And, no, guest issues aren’t going to be the answer to this. They’re a good start and I’m always happy to see them. But they’re a minor redress in a field where the power wielded by white editors is oh so graciously gifted to someone else for an issue, and then reclaimed post haste. For all that those temporary spaces are excellent for giving people the space to see themselves represented in fictional spaces, a temporary transference of power does not alter the status quo. Does that mean we should stop doing them as an industry? No, it does not, those guest-edited issues give us some fantastic shit while we’re working at decolonizing the industry.
So what’s the answer?
More North American magazines run by people of colour/Indigenous/Aboriginal editors. More North American-produced Year’s Best books helmed by people of colour/Indigenous/Aboriginal editors — and not just as guest editors under a series director’s guiding hand.
Look. I’m tired of reading stories from the same ten fucking magazines in Year’s Best anthologies, the majority of those works authored by white writers.
I’m aware I’m supposed to care about the output of Asimov’s and Analog and other mags with the same level of history. But for the most part I really don’t. F&SF runs some beautiful work, and occasionally there are things in Analog and Asimov’s that are absolutely worth reading. Mags like Interzone and Black Static, too.
But when you have one or two writers of colour in your anthology, sometimes topping out at as many as six or seven (gasp, amazing!) and you’re running several (it was far more in many mags I read this year) stories from white writers that are boring as fuck, I question your editorial choices.
Also, other quick points I’m just going to bitch about. Because why the hell not at this point?
1. Magazine publishers: Hire. Some(/More). Fucking. Copyeditors.
Pro mags, I’m looking at you, too. My eyes bleed every time I compile these posts. 2017 was especially bad for this. I’m not sure why, but it was profuse this year.
2. Websites are meant to be read: Design them for use, especially mobile interaction.
If your website is a clusterfuck of 1998-style GeoCities abstraction, variable text styles, and hideous formatting, I can’t read your publication. I’m serious about the mobile version thing — I’m reading most mag content on my phone at this point, because I’m doing so in transit. Design your websites so they’re clean and readable, especially for readers with vision issues. And provide transcripts of your audio content.
Accessibility is as much an issue in virtual spaces as it is in physical ones. If you’re not designing your mag with consideration as to how (and who) is going to read it, you need to fix that.

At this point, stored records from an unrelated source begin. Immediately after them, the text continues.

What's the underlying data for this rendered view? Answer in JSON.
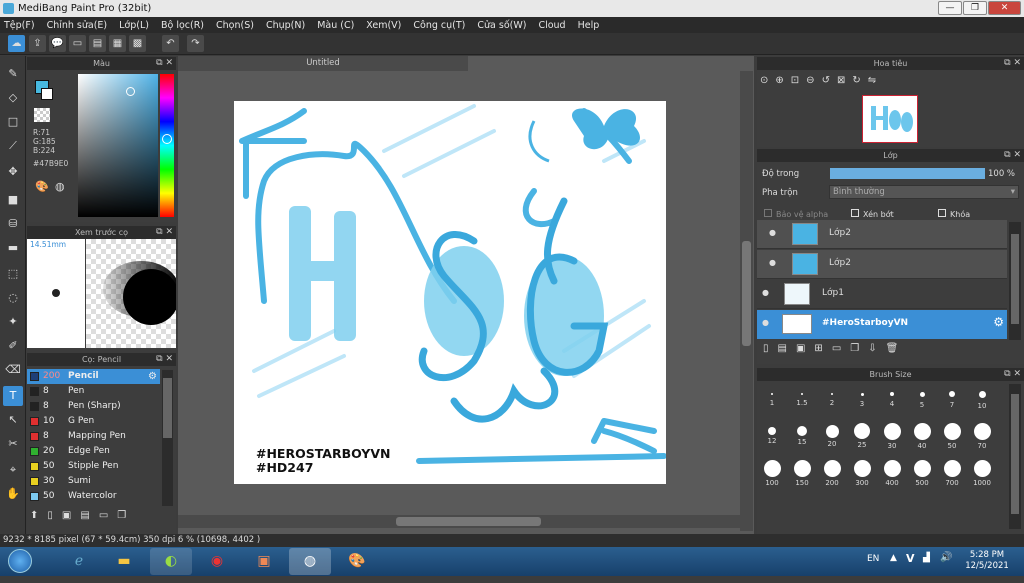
{
  "window": {
    "title": "MediBang Paint Pro (32bit)"
  },
  "menu": [
    "Tệp(F)",
    "Chỉnh sửa(E)",
    "Lớp(L)",
    "Bộ lọc(R)",
    "Chọn(S)",
    "Chụp(N)",
    "Màu (C)",
    "Xem(V)",
    "Công cụ(T)",
    "Cửa số(W)",
    "Cloud",
    "Help"
  ],
  "color_panel": {
    "title": "Màu",
    "r": "R:71",
    "g": "G:185",
    "b": "B:224",
    "hex": "#47B9E0",
    "current_color": "#47B9E0"
  },
  "brush_preview": {
    "title": "Xem trước cọ",
    "size": "14.51mm"
  },
  "brush_list": {
    "title": "Cọ: Pencil",
    "items": [
      {
        "size": "200",
        "name": "Pencil",
        "color": "#1e3f78"
      },
      {
        "size": "8",
        "name": "Pen",
        "color": "#222222"
      },
      {
        "size": "8",
        "name": "Pen (Sharp)",
        "color": "#222222"
      },
      {
        "size": "10",
        "name": "G Pen",
        "color": "#e03030"
      },
      {
        "size": "8",
        "name": "Mapping Pen",
        "color": "#e03030"
      },
      {
        "size": "20",
        "name": "Edge Pen",
        "color": "#30b030"
      },
      {
        "size": "50",
        "name": "Stipple Pen",
        "color": "#e8d020"
      },
      {
        "size": "30",
        "name": "Sumi",
        "color": "#e8d020"
      },
      {
        "size": "50",
        "name": "Watercolor",
        "color": "#7ccaf0"
      }
    ]
  },
  "document": {
    "tab": "Untitled",
    "text_line1": "#HEROSTARBOYVN",
    "text_line2": "#HD247"
  },
  "navigator": {
    "title": "Hoa tiêu"
  },
  "layers": {
    "title": "Lớp",
    "opacity_label": "Độ trong",
    "opacity_value": "100 %",
    "opacity": 1.0,
    "blend_label": "Pha trộn",
    "blend_value": "Bình thường",
    "protect_alpha": "Bảo vệ alpha",
    "clipping": "Xén bớt",
    "lock": "Khóa",
    "items": [
      {
        "name": "Lớp2"
      },
      {
        "name": "Lớp2"
      },
      {
        "name": "Lớp1"
      },
      {
        "name": "#HeroStarboyVN",
        "selected": true
      }
    ]
  },
  "brush_size": {
    "title": "Brush Size",
    "sizes": [
      "1",
      "1.5",
      "2",
      "3",
      "4",
      "5",
      "7",
      "10",
      "12",
      "15",
      "20",
      "25",
      "30",
      "40",
      "50",
      "70",
      "100",
      "150",
      "200",
      "300",
      "400",
      "500",
      "700",
      "1000"
    ]
  },
  "status": {
    "text": "9232 * 8185 pixel   (67 * 59.4cm)   350 dpi   6 %   (10698, 4402 )"
  },
  "taskbar": {
    "lang": "EN",
    "time": "5:28 PM",
    "date": "12/5/2021"
  }
}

There are so many ways to create exceptional content, or to make room for it to happen. And the questions at the forefront of those choices have to be: Are we making space for/supporting/providing opportunities for the least heard among us? Are we doing better by people historically divested of opportunities to tell their stories?
If you’re not, take a hard look in the mirror and ask yourself why the fuck you’re not.
And while all sides of the industry are working on that, go read something amazing. Go create something amazing. Go make space for amazing people. And I’ll see you all back here for the 2018 recs, hopefully released in a more timely fashion next year. :)